Go through the records below and return each line that has "BLOCK" in it.

[RECORDS FOR THE EXERCISE Boundary: Start]

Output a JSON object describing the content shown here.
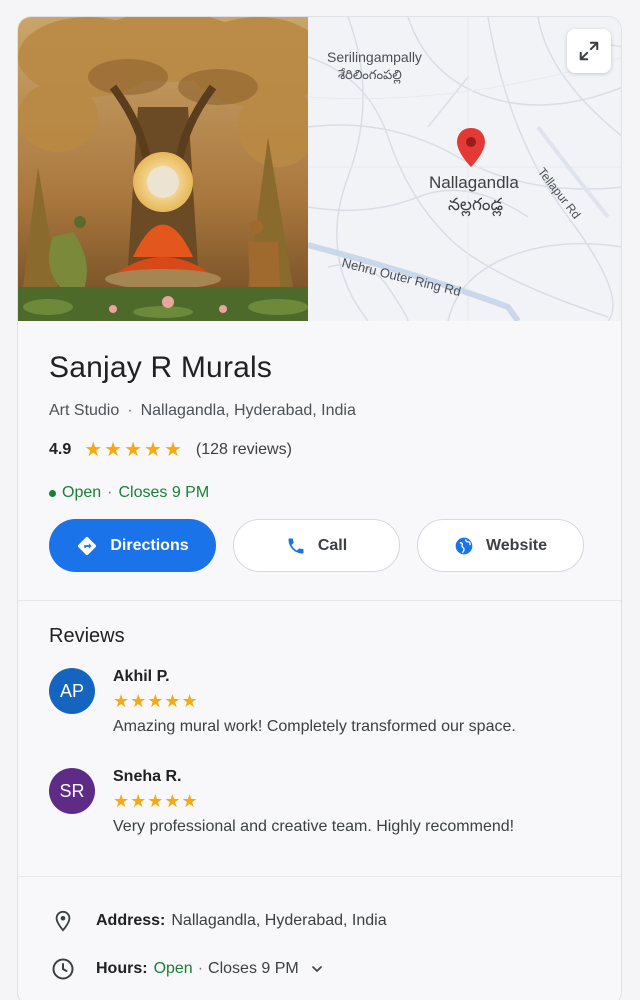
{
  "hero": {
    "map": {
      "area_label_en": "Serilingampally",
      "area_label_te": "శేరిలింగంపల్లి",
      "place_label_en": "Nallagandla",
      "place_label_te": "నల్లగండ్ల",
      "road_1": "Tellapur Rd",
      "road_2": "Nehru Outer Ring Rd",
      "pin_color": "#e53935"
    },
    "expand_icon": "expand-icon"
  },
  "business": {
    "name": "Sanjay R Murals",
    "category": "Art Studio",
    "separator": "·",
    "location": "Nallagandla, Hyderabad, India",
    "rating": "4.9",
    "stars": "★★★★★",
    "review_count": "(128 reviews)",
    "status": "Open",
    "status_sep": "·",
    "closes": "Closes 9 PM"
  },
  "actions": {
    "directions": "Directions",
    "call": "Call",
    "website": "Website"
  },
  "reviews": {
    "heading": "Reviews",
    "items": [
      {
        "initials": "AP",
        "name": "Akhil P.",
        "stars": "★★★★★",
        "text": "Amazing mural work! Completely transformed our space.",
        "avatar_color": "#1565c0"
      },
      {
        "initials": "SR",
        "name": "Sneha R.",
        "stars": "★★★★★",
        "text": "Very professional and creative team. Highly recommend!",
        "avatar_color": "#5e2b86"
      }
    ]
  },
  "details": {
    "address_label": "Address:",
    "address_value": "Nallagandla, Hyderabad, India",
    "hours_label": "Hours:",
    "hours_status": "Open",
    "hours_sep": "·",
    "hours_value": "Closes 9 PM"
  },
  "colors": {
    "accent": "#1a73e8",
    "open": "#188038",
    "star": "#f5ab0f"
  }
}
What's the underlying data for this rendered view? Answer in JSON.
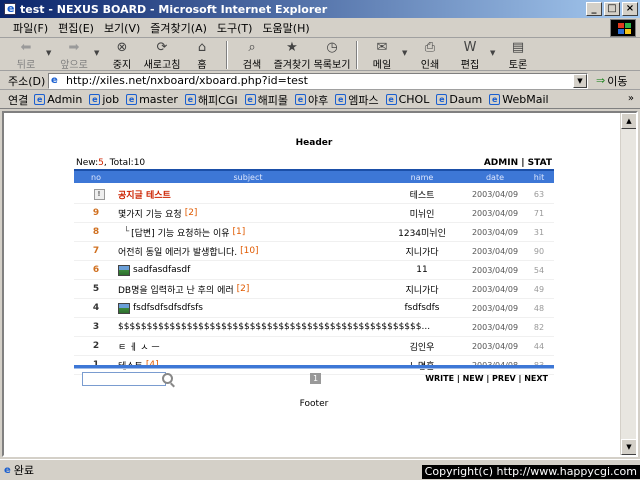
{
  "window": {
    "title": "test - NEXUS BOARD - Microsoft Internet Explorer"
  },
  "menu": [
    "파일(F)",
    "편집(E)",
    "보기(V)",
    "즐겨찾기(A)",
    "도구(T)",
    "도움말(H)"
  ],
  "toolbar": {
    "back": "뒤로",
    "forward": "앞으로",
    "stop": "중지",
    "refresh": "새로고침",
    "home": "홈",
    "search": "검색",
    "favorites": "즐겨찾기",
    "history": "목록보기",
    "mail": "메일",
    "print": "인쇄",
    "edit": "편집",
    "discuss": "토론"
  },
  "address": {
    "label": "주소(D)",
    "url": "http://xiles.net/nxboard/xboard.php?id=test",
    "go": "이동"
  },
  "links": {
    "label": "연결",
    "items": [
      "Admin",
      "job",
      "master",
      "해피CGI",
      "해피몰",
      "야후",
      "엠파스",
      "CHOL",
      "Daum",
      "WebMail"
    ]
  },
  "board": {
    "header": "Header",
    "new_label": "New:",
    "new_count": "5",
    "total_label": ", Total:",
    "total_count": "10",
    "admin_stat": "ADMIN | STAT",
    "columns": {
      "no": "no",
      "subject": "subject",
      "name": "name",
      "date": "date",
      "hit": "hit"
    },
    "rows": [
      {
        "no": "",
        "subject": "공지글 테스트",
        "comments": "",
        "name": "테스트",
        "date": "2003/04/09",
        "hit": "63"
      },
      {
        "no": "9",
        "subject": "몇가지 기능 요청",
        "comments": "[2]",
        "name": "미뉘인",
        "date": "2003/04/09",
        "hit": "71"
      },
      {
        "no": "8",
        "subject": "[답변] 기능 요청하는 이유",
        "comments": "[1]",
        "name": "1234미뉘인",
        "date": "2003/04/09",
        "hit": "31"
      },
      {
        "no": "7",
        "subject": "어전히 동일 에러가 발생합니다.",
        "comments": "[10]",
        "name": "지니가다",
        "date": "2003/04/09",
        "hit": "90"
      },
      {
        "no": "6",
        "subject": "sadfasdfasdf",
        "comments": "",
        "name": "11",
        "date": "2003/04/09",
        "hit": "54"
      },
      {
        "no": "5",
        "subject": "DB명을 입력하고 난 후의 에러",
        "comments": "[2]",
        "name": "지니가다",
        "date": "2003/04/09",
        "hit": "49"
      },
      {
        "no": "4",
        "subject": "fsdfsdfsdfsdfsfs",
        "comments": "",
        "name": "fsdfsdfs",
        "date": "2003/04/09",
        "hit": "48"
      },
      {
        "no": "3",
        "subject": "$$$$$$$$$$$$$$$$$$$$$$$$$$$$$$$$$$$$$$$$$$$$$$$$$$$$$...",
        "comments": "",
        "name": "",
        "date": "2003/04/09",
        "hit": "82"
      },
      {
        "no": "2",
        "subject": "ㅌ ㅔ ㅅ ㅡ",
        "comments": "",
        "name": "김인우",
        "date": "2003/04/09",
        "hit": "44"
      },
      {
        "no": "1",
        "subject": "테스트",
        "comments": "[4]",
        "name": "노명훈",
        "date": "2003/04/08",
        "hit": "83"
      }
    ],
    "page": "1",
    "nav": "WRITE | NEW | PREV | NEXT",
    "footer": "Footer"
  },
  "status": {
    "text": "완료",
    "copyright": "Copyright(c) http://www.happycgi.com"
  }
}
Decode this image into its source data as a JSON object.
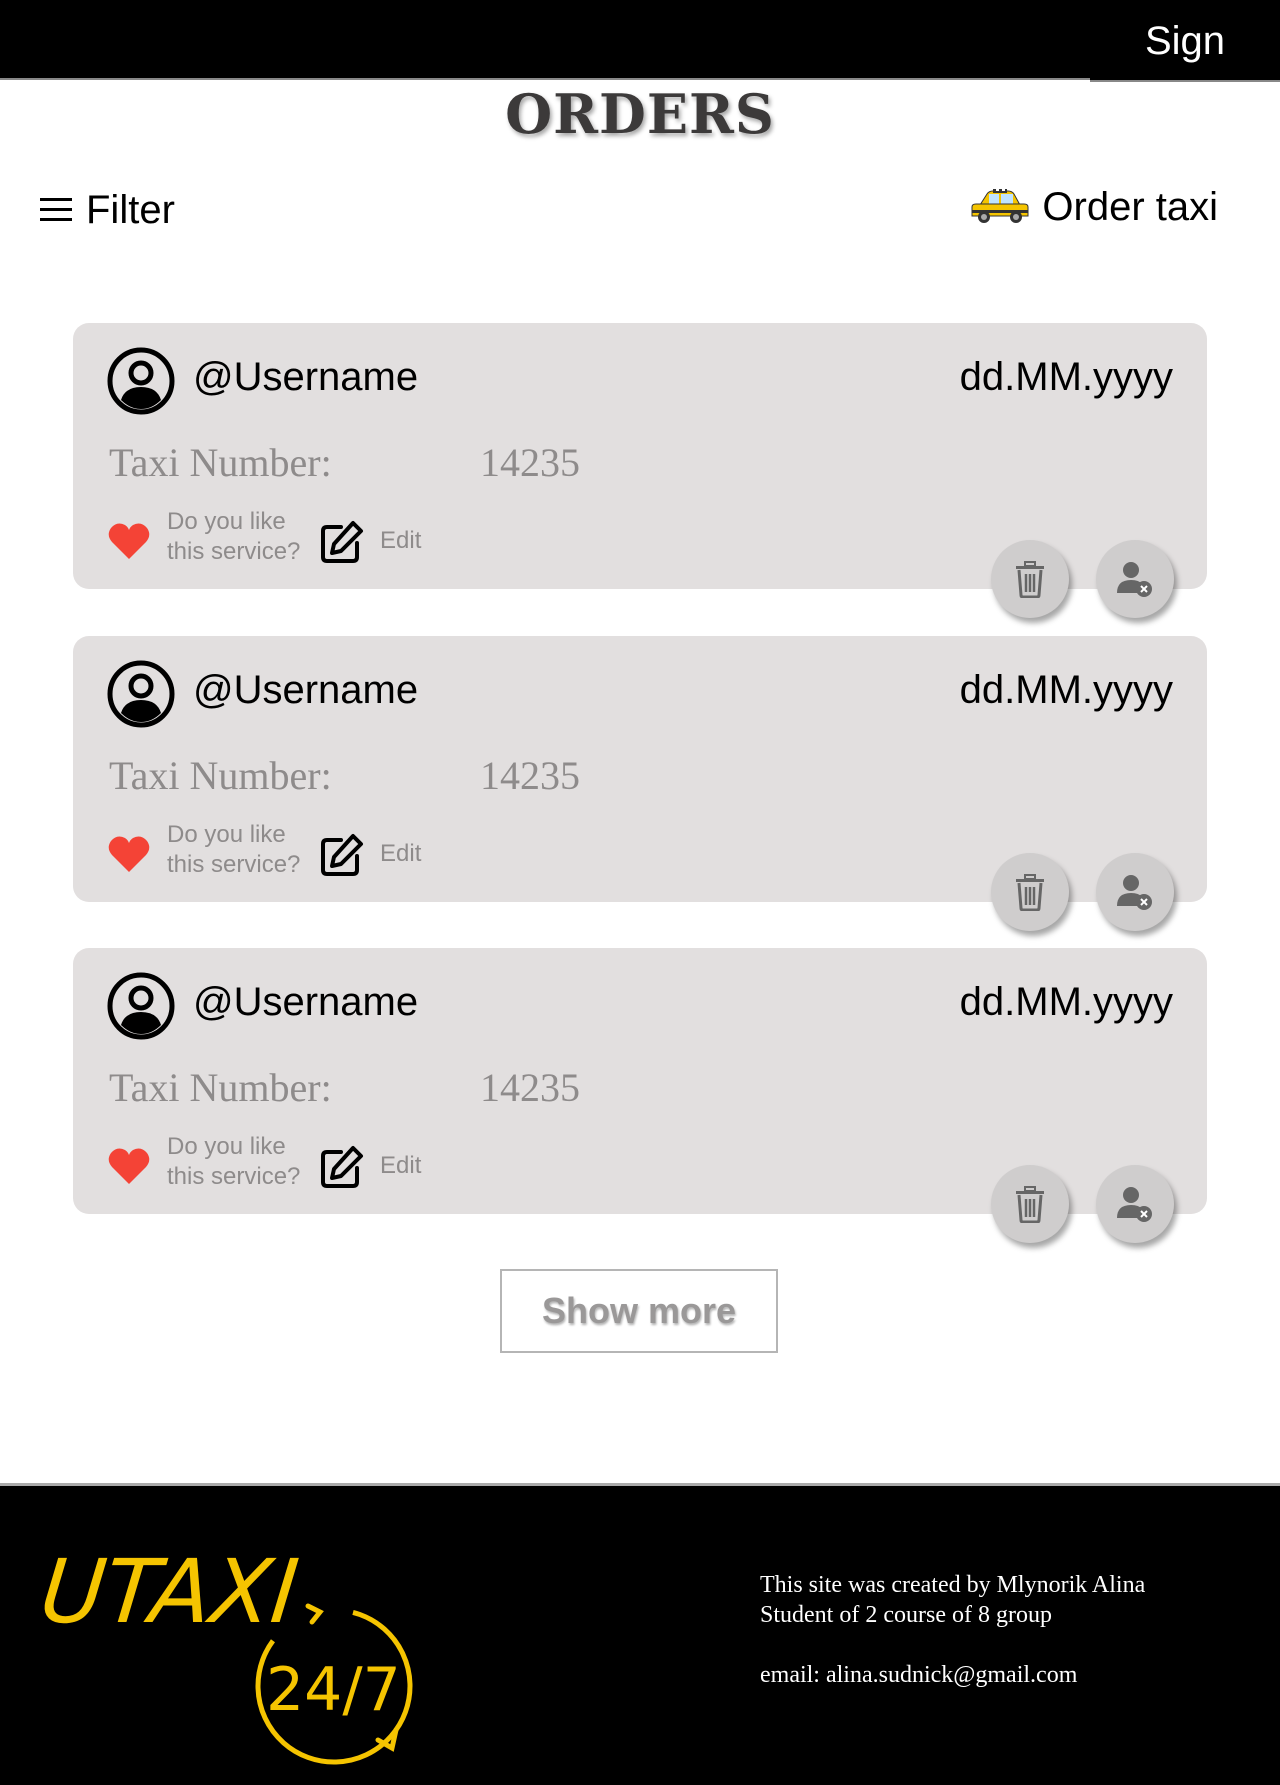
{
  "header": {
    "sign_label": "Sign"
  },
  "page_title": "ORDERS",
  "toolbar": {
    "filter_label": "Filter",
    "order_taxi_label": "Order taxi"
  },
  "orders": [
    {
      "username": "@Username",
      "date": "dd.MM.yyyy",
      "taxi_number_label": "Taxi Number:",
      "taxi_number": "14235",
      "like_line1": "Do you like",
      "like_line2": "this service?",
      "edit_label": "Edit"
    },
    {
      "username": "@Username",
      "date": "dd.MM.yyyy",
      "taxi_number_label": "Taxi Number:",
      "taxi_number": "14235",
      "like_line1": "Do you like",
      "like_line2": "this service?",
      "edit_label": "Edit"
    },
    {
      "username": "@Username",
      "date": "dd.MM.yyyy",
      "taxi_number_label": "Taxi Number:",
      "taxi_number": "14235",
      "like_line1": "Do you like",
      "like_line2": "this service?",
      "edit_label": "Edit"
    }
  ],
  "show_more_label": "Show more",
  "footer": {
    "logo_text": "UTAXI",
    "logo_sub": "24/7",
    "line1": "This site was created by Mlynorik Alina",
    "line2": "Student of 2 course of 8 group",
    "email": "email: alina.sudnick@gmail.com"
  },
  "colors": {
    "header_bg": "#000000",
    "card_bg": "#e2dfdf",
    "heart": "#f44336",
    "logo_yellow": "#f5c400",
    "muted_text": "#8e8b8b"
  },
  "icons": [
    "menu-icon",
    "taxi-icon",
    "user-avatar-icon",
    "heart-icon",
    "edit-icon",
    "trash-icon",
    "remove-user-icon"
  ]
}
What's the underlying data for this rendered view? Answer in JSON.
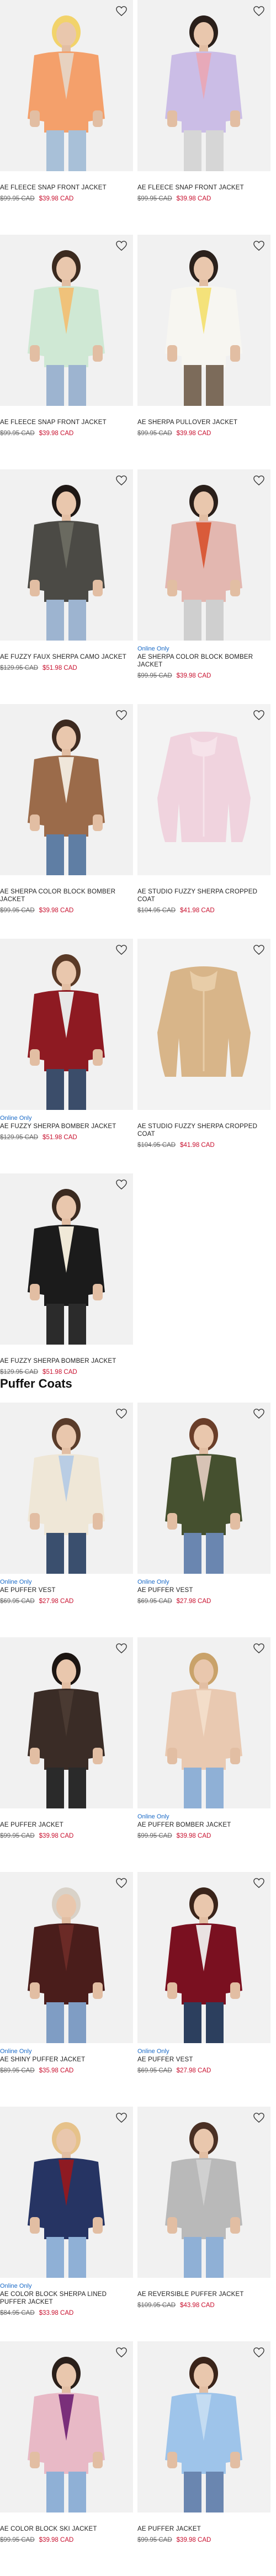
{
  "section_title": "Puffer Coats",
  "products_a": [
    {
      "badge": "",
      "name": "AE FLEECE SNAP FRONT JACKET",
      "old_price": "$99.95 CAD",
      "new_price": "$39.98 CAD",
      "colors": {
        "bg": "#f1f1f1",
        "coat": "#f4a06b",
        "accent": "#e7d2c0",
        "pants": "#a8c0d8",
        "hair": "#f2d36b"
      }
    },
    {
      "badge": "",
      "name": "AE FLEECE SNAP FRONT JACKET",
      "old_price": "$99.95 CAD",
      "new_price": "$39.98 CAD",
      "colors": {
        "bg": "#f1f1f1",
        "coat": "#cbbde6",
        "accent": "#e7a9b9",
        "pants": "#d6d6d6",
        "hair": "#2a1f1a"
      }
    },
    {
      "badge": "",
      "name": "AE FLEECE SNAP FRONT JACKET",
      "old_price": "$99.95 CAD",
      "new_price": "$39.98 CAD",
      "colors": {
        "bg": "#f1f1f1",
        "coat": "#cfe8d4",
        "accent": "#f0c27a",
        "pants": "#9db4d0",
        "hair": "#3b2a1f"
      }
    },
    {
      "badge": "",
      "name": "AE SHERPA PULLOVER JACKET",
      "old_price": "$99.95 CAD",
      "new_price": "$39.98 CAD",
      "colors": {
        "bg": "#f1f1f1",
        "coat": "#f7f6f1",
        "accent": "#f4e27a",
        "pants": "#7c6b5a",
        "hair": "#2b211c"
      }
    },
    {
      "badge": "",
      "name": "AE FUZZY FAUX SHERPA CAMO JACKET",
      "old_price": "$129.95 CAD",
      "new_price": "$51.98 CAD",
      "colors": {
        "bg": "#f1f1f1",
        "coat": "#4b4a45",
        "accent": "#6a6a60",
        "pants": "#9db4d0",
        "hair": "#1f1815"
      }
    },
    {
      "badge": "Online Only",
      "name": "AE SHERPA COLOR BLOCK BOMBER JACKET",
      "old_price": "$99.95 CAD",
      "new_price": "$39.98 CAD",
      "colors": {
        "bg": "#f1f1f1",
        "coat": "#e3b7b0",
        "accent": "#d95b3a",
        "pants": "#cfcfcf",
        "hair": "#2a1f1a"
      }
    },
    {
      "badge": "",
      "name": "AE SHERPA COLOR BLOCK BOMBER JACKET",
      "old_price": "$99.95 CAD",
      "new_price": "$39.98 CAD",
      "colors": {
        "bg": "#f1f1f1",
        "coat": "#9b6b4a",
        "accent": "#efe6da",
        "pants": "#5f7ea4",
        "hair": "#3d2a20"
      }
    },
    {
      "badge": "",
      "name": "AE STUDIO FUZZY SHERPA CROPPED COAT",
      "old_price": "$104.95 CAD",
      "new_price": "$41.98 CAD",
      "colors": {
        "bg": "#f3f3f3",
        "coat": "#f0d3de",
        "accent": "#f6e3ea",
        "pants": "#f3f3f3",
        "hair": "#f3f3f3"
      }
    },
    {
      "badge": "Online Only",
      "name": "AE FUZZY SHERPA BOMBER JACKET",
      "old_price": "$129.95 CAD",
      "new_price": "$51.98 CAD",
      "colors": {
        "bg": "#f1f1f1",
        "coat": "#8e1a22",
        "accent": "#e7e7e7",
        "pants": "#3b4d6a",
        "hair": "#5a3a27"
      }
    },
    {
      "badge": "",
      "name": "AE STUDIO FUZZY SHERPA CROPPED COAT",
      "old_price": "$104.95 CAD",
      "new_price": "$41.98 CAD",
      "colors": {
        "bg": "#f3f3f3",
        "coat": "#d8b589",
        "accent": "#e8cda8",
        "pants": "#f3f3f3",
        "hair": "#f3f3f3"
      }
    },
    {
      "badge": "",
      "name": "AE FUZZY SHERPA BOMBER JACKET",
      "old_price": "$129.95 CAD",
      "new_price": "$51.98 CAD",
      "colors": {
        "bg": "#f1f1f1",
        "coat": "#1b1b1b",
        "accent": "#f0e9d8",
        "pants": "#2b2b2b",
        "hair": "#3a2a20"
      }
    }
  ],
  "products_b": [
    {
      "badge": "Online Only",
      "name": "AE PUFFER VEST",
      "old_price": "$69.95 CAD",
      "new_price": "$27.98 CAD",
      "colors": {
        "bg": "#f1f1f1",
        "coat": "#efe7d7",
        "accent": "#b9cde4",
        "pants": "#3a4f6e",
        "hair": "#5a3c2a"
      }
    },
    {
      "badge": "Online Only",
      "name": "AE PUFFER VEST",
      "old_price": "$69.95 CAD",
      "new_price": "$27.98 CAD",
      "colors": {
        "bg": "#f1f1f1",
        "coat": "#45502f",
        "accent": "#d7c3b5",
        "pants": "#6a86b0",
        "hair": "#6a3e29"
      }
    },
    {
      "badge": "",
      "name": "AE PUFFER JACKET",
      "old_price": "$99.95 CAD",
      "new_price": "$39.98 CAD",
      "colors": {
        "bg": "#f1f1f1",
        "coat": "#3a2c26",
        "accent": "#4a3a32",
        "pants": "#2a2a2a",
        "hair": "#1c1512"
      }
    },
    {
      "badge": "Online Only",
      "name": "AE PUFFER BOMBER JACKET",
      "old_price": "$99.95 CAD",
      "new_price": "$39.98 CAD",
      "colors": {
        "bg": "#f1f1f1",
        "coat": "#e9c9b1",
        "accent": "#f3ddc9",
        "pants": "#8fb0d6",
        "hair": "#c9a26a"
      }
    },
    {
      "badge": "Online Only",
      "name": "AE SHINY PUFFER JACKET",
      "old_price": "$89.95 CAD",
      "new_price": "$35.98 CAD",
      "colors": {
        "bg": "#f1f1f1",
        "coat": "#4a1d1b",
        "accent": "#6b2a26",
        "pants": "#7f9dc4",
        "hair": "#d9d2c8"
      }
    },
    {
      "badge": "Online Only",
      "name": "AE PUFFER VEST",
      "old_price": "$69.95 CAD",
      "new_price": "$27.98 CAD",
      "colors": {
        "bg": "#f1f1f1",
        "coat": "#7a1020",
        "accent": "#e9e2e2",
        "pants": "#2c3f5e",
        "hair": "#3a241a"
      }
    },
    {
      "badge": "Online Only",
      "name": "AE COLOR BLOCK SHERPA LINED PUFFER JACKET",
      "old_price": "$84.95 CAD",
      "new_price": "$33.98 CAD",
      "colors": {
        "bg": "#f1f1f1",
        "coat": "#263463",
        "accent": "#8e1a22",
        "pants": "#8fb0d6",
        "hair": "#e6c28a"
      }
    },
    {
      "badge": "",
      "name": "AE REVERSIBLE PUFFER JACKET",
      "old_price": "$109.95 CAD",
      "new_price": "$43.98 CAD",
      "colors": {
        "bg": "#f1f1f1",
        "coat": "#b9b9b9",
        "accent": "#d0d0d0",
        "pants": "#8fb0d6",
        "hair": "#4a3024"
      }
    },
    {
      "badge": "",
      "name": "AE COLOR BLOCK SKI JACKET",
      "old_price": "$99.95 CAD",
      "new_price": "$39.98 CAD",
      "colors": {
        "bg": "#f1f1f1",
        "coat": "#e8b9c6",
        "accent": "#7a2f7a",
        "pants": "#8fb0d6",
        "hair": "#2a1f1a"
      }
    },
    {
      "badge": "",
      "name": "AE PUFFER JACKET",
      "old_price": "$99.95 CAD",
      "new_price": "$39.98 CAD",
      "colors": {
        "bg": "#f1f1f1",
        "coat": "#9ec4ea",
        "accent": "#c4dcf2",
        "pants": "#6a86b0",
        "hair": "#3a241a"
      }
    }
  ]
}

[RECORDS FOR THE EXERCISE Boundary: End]

## THE ANSWER
      "name": "AE SHERPA COLOR BLOCK BOMBER JACKET",
      "name": "AE SHERPA COLOR BLOCK BOMBER JACKET",
      "name": "AE COLOR BLOCK SHERPA LINED PUFFER JACKET",
      "name": "AE COLOR BLOCK SKI JACKET",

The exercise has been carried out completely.